Records from a data collection:
■ ■ ■ ■

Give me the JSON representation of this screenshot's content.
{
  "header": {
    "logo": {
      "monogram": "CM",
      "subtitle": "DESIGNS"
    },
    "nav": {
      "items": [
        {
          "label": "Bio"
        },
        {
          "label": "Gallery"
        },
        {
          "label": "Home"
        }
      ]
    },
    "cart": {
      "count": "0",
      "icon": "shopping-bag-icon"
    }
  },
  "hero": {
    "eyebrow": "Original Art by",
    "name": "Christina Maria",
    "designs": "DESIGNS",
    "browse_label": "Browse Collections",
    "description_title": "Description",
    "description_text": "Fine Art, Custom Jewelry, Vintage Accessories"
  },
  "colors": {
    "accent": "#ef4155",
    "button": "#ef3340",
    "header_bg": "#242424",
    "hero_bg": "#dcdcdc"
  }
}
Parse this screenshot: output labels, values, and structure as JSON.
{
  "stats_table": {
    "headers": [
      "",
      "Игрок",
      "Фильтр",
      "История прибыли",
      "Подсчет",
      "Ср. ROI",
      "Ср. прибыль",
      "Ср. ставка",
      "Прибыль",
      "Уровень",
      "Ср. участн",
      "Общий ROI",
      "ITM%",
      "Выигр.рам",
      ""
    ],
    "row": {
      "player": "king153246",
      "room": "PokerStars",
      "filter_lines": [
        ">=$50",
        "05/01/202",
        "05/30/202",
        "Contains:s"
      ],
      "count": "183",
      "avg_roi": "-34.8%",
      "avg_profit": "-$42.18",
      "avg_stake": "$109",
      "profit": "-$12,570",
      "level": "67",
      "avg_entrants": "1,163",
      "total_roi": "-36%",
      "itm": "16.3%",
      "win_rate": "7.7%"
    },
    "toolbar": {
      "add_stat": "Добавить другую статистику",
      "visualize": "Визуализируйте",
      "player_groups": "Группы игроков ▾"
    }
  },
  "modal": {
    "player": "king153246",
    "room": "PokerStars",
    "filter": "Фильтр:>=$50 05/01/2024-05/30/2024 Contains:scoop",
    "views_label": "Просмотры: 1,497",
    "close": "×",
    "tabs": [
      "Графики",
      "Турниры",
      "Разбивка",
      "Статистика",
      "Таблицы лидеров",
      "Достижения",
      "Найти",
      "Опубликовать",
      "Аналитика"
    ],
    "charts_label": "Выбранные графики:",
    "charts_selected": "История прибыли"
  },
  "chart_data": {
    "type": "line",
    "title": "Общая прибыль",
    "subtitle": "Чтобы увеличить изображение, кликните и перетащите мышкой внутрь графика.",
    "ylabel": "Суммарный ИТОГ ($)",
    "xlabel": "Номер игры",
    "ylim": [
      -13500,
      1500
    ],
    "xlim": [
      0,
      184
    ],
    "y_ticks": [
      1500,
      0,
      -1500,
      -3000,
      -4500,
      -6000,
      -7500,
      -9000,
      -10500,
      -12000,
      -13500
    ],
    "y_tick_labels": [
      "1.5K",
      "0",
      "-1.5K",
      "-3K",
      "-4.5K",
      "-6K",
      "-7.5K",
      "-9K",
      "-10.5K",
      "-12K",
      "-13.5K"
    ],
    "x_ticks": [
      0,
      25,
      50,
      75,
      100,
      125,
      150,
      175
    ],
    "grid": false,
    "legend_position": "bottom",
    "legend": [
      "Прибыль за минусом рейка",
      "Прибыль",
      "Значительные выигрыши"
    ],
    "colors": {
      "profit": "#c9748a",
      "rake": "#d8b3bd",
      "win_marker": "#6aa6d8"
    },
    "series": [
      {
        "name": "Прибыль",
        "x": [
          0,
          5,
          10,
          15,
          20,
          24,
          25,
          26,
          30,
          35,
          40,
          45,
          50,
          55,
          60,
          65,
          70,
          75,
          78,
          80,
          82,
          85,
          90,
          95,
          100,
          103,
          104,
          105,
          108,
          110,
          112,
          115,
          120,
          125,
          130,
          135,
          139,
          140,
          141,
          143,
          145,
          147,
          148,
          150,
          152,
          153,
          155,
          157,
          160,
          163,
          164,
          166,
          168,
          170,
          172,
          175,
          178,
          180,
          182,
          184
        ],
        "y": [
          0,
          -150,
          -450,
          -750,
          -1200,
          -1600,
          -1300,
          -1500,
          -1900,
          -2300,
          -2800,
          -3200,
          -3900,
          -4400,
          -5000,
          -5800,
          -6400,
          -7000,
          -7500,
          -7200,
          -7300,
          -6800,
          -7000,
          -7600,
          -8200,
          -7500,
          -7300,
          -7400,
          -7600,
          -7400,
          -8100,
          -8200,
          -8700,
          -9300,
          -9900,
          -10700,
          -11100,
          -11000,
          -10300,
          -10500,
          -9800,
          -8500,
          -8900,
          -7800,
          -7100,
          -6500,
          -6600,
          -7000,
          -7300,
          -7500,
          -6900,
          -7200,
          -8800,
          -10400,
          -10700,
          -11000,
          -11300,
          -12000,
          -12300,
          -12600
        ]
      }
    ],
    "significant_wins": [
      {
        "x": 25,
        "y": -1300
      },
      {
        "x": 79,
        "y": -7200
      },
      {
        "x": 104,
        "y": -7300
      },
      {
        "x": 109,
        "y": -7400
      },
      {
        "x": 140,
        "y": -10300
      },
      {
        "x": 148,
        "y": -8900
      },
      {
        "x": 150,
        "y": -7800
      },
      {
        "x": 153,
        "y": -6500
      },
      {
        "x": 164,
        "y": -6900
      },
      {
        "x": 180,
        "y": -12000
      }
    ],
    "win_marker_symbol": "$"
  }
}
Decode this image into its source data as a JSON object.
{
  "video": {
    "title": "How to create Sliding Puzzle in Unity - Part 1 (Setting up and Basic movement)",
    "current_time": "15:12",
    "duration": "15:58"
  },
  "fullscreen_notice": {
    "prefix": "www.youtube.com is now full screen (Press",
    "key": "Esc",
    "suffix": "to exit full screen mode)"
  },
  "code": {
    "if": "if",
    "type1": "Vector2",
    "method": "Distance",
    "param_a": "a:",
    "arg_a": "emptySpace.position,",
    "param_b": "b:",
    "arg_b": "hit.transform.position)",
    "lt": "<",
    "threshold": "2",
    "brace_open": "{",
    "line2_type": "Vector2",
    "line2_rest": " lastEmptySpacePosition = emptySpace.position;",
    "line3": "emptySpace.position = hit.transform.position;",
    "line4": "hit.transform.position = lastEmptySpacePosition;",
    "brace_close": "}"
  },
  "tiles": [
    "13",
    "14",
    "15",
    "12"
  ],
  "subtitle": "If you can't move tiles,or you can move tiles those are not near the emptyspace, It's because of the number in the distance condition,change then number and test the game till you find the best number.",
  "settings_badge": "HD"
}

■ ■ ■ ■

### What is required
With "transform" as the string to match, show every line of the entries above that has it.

### Written solution
    "arg_b": "hit.transform.position)",
    "line3": "emptySpace.position = hit.transform.position;",
    "line4": "hit.transform.position = lastEmptySpacePosition;",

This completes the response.